From all the mentions of a wife and the fact I’m saying “Hey guys, I wrote this to propose” it’s a fair assumption that you know how things went.
She said yes. We’re now married. We’d bought the ring together, but I still managed to surprise her – both in when I proposed to her, and how. The book (and I’m going to call it that) was a complete surprise to her, and for all the fandom references that would appeal to some, there’s special references (as I alluded to earlier) that are really just for her. Sometimes it’s just a line, and it’s all it needed to be. Anyway, it’s pretty damn special to me.
The inside of the dome became less tangible to her, as though it was fading. A bright flash hastened the disappearance of the cogs, and of Avery, yet the light itself didn’t fade.
“Are you alright in there?” she called out. She heard the steady beat of ticking, and a dull humming from within the dome, but no answer from Avery.
She breathed in sharply, and turned back to the final crank – pushing it around slowly, inching the final misaligned tick closer to an equilibrium, and then finally uniting with the others as one solitary beat.
Grace exhaled with her entire body; her head turned downward, and her shoulders sank.
“Alright. Now what?” she asked.
The absence of Avery’s voice made her turn away from the controls, and look around the chamber. There was no sign of him amongst the thick copper pipes, or grey stone walls.
She hurried to the doorway leading inside his dome, and pulled it open. The green mist had dissipated, allowing her to clearly see inside. There were only gears. He wasn’t here either.
She rushed back to the controls and looked up at the glass, hoping she would catch a glimpse of him. She didn’t.

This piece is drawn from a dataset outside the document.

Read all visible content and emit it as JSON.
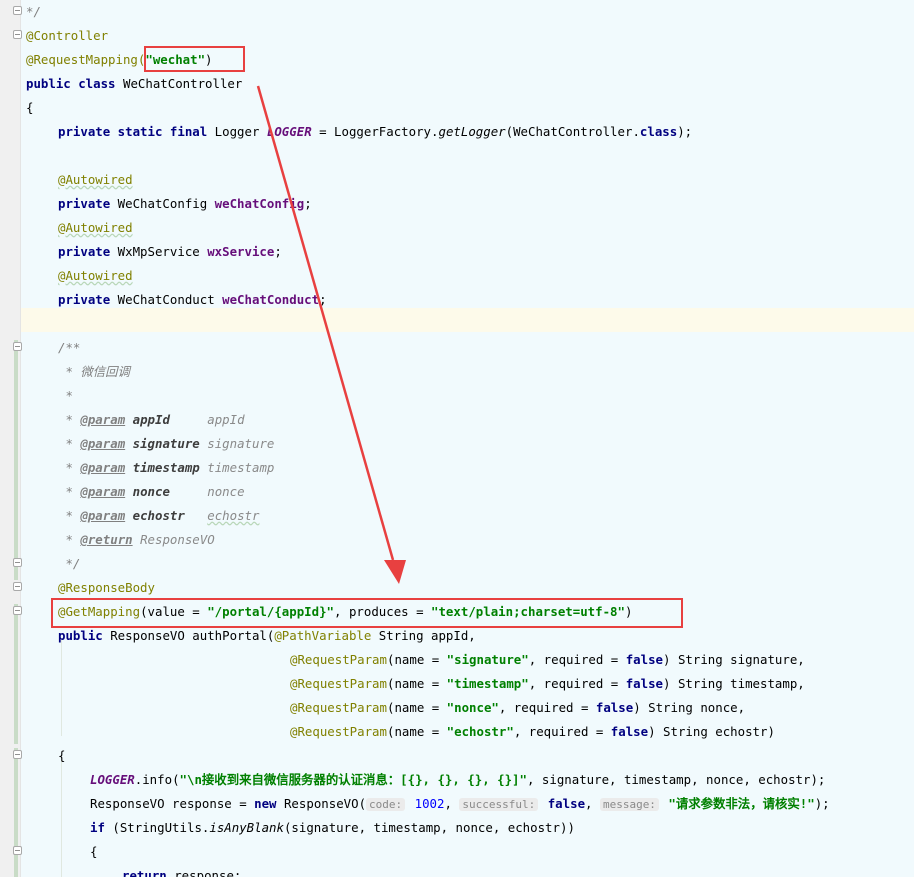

“Time machine, right?” she thought aloud, and nodded with determination. Avery’s warning echoed in her mind, but she turned it anyway; pulling the first crank, and starting its movement anti-clockwise.
The first tick of the machine came with another burst of light from inside the dome. She saw a hand thud against the glass, and without hesitation, ran to the door. She hadn’t seen Avery yet, though the instant the door was ajar, she heard his voice.
“What have you done?” he yelled.
She looked at him and shook her head, “I don’t understand.”
“You turned it back again. I needed your help Grace, but I didn’t want this for you. Not again.”
Grace looked at the machine’s controls, but he spoke again before she had taken a step. “It’s already too late. Bear with me. I won’t have any answers.”
“What the hell are you talking about?” she asked, her voice straining to stay composed.
She heard the tick again. The door pulled away from her hand with impossible force, slamming shut with a noise that knocked her to the ground.
She awoke with a gasp, finding the room darker than it had been before, but otherwise the same. She couldn’t recall having been close to sleep.
“Take your time.”
Grace turned her head to the side, and saw Avery staring at her with eyes that seemed a brighter blue than she remembered.
“What is it you were saying?” she asked.
Avery continued to stare, but didn’t answer.
“Stop that. It doesn’t suit you. And did you switch back to ‘Avery’ spectrums while I was out?”
He took a step back from her and looked around. “The entrances are closed. Who are you?”
Grace felt her stomach sink, and a tingle in her lower gum. “Oh no.”
“I trust you know what you’re ‘Oh no’ing about. Would love to know the details, and the whole of how and why you’re here to begin with.”
She pressed her elbow against the ground, propping herself up. A wave of dizziness struck her, almost causing her to vomit. She bit the reflex back, and focused on him. “You called it The Clock. I might have… turned it backwards.”
“That was a mistake, but it was ours to allow it. They never should have been built to work that way. It was unwise.”
There was a moment of silence between them, during which Avery gritted his teeth. He broke it with a question.
“I don’t know. You looked the same. Mostly.”
“I always have,” he replied.
Her gaze poured over his features, taking in everything that she could. No, those eyes were definitely different. Younger. Brighter. She would have remembered them otherwise.
“What year is it now?”
“Above is different, though somewhat linked.”
“I don’t suppose you’ve stopped counting birthdays yet,” she said, shrugging her shoulders.
“Not at twenty-eight. Maybe when I hit fifty.”
“Or one hundred,” countered Grace. The words tasted bitter in her mouth, a realisation that her time was somewhere past seventy years in the future.
“It will be okay,” said Avery.
“How do I go forward again?”
“The only way I know of. One day at a time.”